=== WHAT TO DO ===
Every line below needs to be printed again exactly, without any of its pictures.
== == ==
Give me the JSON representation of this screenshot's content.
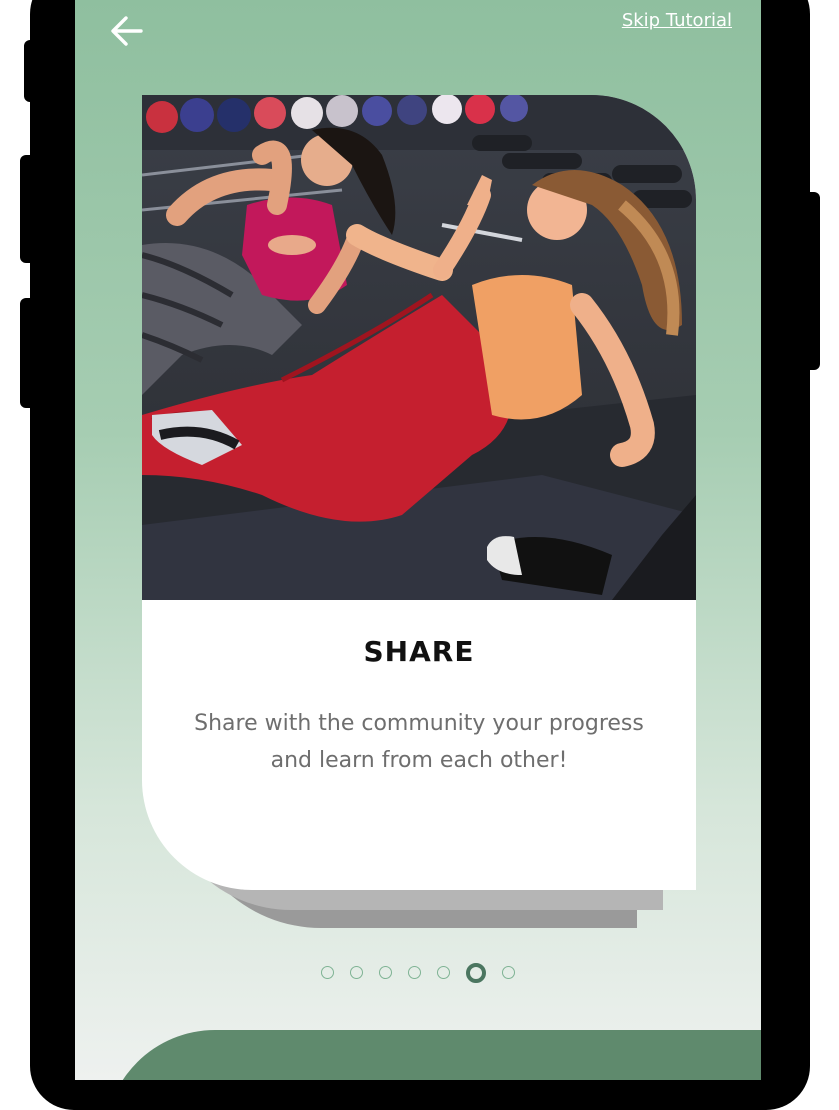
{
  "header": {
    "back_icon": "arrow-left-icon",
    "skip_label": "Skip Tutorial"
  },
  "card": {
    "image": "women-doing-abs-workout-photo",
    "title": "SHARE",
    "description": "Share with the community your progress and learn from each other!"
  },
  "pagination": {
    "total": 7,
    "current": 6
  },
  "colors": {
    "gradient_top": "#8fbf9f",
    "gradient_bottom": "#eef1ef",
    "accent_dark": "#4b7660",
    "bottom_bar": "#5f8a6d"
  }
}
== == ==
=== SOLUTION TO THE EXERCISE ===
Give me the JSON representation of this screenshot's content.
{
  "header": {
    "back_icon": "arrow-left-icon",
    "skip_label": "Skip Tutorial"
  },
  "card": {
    "image": "women-doing-abs-workout-photo",
    "title": "SHARE",
    "description": "Share with the community your progress and learn from each other!"
  },
  "pagination": {
    "total": 7,
    "current": 6
  },
  "colors": {
    "gradient_top": "#8fbf9f",
    "gradient_bottom": "#eef1ef",
    "accent_dark": "#4b7660",
    "bottom_bar": "#5f8a6d"
  }
}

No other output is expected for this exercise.